▽

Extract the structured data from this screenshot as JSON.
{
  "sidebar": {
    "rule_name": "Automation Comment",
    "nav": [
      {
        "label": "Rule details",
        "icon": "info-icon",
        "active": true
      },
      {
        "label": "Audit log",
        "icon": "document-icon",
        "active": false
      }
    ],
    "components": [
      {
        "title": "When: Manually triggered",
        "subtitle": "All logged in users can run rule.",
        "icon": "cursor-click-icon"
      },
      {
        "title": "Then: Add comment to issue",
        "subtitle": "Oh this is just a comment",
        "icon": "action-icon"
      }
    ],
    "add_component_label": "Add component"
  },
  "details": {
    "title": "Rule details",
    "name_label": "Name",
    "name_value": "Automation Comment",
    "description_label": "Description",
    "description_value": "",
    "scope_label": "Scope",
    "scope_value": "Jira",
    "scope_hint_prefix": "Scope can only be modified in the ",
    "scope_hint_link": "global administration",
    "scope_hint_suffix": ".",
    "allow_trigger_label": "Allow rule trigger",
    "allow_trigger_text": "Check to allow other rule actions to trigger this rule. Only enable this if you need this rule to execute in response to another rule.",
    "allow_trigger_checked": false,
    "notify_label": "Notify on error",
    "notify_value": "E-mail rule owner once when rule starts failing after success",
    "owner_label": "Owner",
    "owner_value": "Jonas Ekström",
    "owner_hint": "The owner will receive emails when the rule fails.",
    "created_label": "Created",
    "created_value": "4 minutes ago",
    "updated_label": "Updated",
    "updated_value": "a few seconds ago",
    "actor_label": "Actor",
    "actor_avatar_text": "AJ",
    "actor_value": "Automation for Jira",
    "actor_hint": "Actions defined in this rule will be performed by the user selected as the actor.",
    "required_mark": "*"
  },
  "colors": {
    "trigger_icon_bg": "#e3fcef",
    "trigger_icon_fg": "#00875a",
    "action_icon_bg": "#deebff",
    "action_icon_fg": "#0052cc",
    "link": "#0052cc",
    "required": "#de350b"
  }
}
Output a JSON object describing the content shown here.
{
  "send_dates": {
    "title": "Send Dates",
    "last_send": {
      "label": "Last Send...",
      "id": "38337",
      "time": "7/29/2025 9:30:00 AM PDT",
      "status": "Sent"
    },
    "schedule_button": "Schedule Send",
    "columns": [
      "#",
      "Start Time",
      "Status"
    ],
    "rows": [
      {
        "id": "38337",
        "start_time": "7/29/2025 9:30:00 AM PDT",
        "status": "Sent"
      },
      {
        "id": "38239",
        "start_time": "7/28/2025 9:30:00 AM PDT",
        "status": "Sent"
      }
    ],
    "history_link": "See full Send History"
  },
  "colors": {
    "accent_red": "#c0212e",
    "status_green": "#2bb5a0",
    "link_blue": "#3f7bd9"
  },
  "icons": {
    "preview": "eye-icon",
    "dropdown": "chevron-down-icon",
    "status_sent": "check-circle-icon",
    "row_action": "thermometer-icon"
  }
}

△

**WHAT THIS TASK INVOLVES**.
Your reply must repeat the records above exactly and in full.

**TASK RESPONSE**.
Extract the structured data from this screenshot as JSON.
{
  "sidebar": {
    "rule_name": "Automation Comment",
    "nav": [
      {
        "label": "Rule details",
        "icon": "info-icon",
        "active": true
      },
      {
        "label": "Audit log",
        "icon": "document-icon",
        "active": false
      }
    ],
    "components": [
      {
        "title": "When: Manually triggered",
        "subtitle": "All logged in users can run rule.",
        "icon": "cursor-click-icon"
      },
      {
        "title": "Then: Add comment to issue",
        "subtitle": "Oh this is just a comment",
        "icon": "action-icon"
      }
    ],
    "add_component_label": "Add component"
  },
  "details": {
    "title": "Rule details",
    "name_label": "Name",
    "name_value": "Automation Comment",
    "description_label": "Description",
    "description_value": "",
    "scope_label": "Scope",
    "scope_value": "Jira",
    "scope_hint_prefix": "Scope can only be modified in the ",
    "scope_hint_link": "global administration",
    "scope_hint_suffix": ".",
    "allow_trigger_label": "Allow rule trigger",
    "allow_trigger_text": "Check to allow other rule actions to trigger this rule. Only enable this if you need this rule to execute in response to another rule.",
    "allow_trigger_checked": false,
    "notify_label": "Notify on error",
    "notify_value": "E-mail rule owner once when rule starts failing after success",
    "owner_label": "Owner",
    "owner_value": "Jonas Ekström",
    "owner_hint": "The owner will receive emails when the rule fails.",
    "created_label": "Created",
    "created_value": "4 minutes ago",
    "updated_label": "Updated",
    "updated_value": "a few seconds ago",
    "actor_label": "Actor",
    "actor_avatar_text": "AJ",
    "actor_value": "Automation for Jira",
    "actor_hint": "Actions defined in this rule will be performed by the user selected as the actor.",
    "required_mark": "*"
  },
  "colors": {
    "trigger_icon_bg": "#e3fcef",
    "trigger_icon_fg": "#00875a",
    "action_icon_bg": "#deebff",
    "action_icon_fg": "#0052cc",
    "link": "#0052cc",
    "required": "#de350b"
  }
}
Output a JSON object describing the content shown here.
{
  "send_dates": {
    "title": "Send Dates",
    "last_send": {
      "label": "Last Send...",
      "id": "38337",
      "time": "7/29/2025 9:30:00 AM PDT",
      "status": "Sent"
    },
    "schedule_button": "Schedule Send",
    "columns": [
      "#",
      "Start Time",
      "Status"
    ],
    "rows": [
      {
        "id": "38337",
        "start_time": "7/29/2025 9:30:00 AM PDT",
        "status": "Sent"
      },
      {
        "id": "38239",
        "start_time": "7/28/2025 9:30:00 AM PDT",
        "status": "Sent"
      }
    ],
    "history_link": "See full Send History"
  },
  "colors": {
    "accent_red": "#c0212e",
    "status_green": "#2bb5a0",
    "link_blue": "#3f7bd9"
  },
  "icons": {
    "preview": "eye-icon",
    "dropdown": "chevron-down-icon",
    "status_sent": "check-circle-icon",
    "row_action": "thermometer-icon"
  }
}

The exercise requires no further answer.